» Task requirements: Using the records provided below, locate and copy each line that contains the word "icon".

Website and app data records
******************************

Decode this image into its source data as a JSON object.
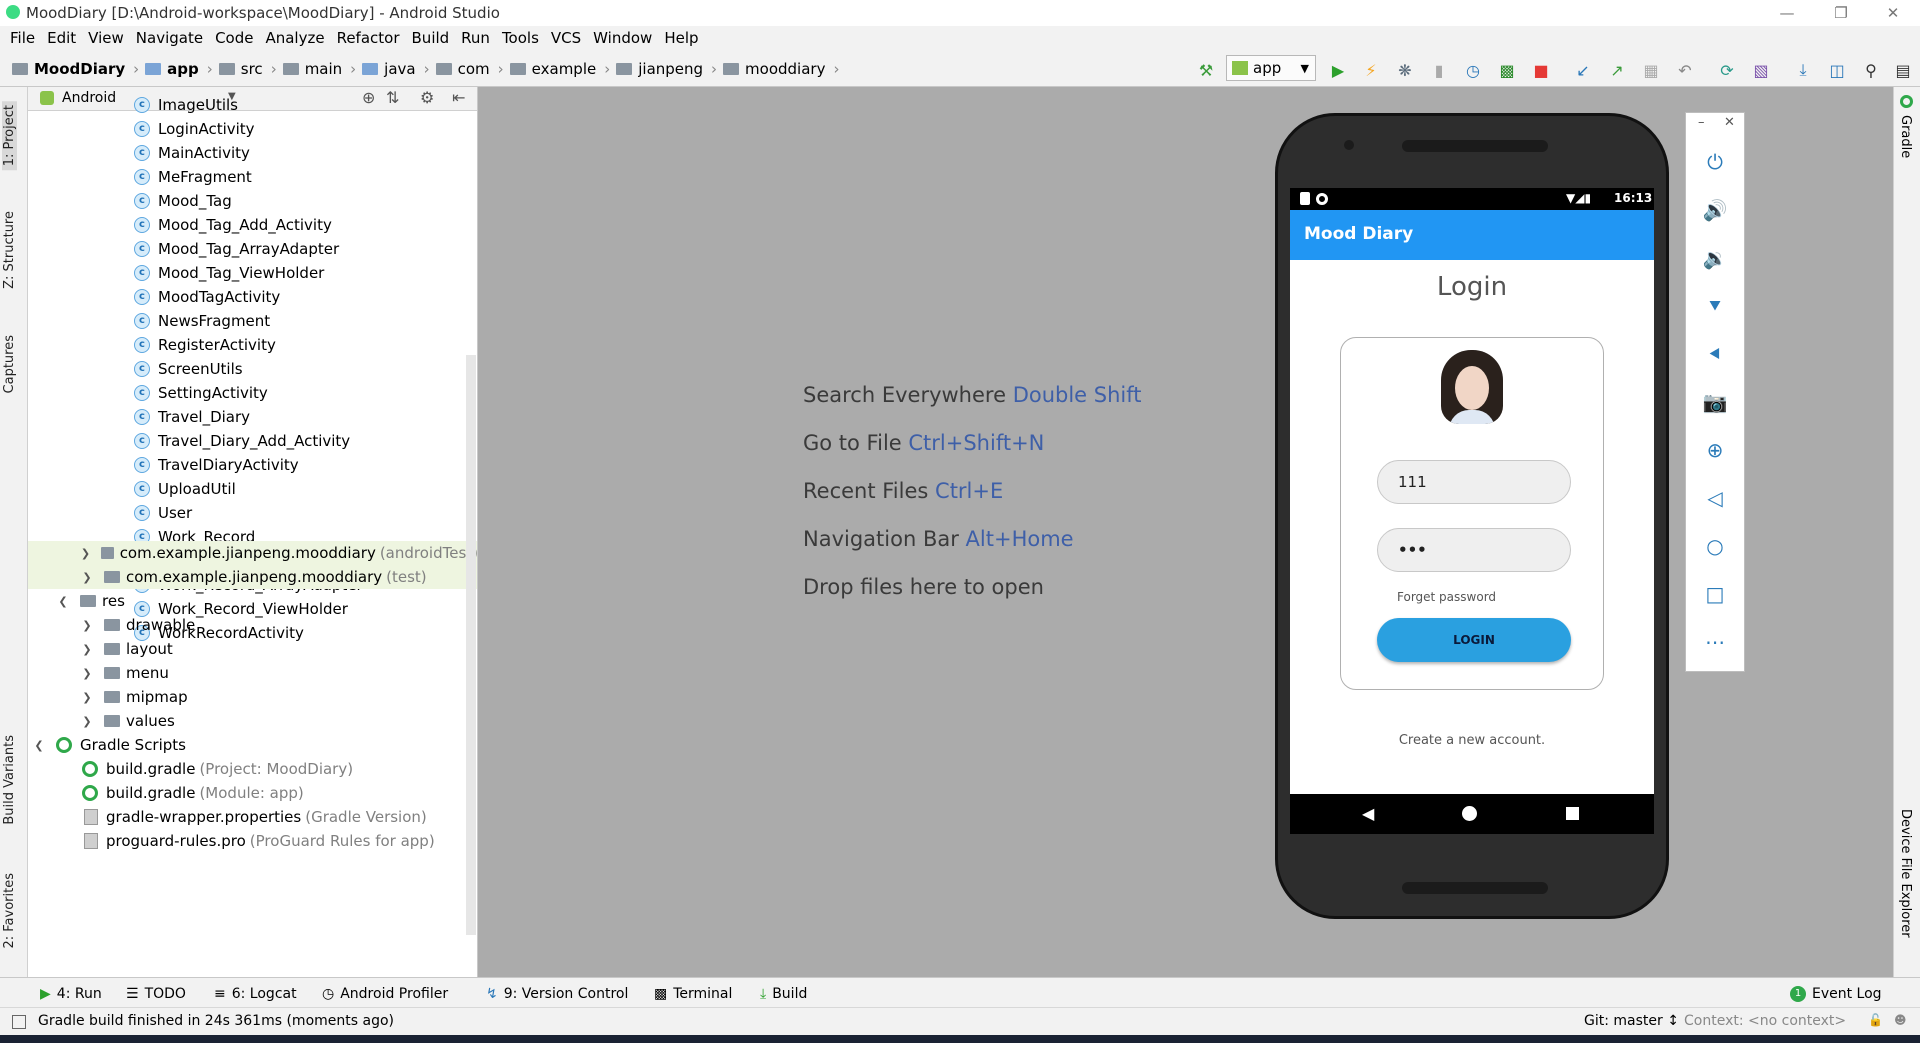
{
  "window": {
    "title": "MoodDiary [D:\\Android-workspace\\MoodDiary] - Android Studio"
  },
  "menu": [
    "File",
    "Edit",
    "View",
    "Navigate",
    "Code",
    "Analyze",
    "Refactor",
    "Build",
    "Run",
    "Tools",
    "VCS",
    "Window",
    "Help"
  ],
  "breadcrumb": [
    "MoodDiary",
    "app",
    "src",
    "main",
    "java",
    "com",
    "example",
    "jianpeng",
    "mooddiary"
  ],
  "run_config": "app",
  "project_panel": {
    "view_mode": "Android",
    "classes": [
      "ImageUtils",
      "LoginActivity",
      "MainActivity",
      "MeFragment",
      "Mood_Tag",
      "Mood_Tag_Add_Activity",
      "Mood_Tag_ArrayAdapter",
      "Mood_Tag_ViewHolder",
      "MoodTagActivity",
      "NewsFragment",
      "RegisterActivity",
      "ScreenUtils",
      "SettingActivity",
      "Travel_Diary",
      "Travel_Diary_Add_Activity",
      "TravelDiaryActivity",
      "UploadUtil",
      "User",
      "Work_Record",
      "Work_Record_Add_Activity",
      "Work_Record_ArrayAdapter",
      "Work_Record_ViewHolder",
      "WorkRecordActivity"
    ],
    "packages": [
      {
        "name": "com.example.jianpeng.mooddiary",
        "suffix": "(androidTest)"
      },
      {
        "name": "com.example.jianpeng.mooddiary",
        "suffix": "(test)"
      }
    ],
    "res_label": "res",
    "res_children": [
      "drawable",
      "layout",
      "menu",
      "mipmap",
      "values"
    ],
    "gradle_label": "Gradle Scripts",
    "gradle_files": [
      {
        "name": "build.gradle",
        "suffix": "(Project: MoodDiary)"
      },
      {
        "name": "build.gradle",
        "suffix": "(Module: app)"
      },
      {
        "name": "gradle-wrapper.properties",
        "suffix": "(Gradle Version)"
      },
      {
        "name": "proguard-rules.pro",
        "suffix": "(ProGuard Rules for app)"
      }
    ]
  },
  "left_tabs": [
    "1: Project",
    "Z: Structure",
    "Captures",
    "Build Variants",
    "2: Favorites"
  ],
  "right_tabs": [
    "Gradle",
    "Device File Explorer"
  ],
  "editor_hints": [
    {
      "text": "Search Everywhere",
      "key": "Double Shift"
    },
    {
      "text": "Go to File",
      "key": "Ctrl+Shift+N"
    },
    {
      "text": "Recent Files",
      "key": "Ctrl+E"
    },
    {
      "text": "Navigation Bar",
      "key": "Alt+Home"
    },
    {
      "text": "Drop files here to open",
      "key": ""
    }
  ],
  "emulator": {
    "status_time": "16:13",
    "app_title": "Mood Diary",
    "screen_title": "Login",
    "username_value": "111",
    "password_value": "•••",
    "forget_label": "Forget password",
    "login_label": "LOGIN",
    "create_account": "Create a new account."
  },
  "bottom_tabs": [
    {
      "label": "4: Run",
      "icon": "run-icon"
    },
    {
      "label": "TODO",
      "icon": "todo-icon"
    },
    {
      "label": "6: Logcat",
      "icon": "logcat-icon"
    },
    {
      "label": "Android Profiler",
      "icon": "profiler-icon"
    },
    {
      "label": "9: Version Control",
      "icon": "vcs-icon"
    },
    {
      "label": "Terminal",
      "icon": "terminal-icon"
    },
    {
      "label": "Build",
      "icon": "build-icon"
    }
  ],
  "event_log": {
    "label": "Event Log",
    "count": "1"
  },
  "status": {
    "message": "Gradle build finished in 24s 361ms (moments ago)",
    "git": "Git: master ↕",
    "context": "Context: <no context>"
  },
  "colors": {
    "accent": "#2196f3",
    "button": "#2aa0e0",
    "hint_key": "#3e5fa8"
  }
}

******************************

» Solution to this task:
      "icon": "run-icon"
      "icon": "todo-icon"
      "icon": "logcat-icon"
      "icon": "profiler-icon"
      "icon": "vcs-icon"
      "icon": "terminal-icon"
      "icon": "build-icon"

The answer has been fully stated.